→ **ENTRIES SUPPLIED**
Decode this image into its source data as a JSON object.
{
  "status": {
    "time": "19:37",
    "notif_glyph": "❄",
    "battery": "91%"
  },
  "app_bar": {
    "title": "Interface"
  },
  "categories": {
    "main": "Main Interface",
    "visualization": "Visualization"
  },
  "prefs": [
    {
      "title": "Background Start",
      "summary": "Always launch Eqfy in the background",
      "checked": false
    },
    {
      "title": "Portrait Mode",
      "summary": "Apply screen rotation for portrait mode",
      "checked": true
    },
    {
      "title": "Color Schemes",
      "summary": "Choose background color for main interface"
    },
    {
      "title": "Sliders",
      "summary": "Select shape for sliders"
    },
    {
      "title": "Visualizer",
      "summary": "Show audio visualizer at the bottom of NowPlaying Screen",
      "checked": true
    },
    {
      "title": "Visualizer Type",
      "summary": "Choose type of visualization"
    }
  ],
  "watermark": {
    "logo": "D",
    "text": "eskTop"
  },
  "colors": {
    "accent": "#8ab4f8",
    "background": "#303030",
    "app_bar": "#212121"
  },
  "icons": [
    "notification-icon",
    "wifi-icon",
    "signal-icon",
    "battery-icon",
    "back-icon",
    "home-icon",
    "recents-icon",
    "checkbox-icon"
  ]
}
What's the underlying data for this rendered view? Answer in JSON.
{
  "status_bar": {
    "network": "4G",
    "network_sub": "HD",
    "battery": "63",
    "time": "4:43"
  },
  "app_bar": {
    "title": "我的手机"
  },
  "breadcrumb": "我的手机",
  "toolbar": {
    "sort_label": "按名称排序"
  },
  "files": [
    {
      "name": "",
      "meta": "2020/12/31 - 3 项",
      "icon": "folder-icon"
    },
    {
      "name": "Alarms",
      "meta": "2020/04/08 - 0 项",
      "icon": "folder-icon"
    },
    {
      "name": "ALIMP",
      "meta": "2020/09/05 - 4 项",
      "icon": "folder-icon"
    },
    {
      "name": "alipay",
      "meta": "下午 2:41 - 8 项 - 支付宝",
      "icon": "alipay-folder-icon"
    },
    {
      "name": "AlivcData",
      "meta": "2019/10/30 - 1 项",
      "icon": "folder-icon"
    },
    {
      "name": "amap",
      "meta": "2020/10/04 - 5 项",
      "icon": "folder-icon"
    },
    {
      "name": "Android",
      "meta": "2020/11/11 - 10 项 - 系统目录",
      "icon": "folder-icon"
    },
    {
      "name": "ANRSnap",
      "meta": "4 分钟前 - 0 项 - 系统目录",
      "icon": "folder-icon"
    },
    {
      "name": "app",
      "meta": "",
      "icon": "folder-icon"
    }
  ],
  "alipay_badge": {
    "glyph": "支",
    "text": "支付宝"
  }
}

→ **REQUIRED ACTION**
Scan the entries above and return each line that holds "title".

→ **TASK ANSWER**
    "title": "Interface"
      "title": "Background Start",
      "title": "Portrait Mode",
      "title": "Color Schemes",
      "title": "Sliders",
      "title": "Visualizer",
      "title": "Visualizer Type",
    "title": "我的手机"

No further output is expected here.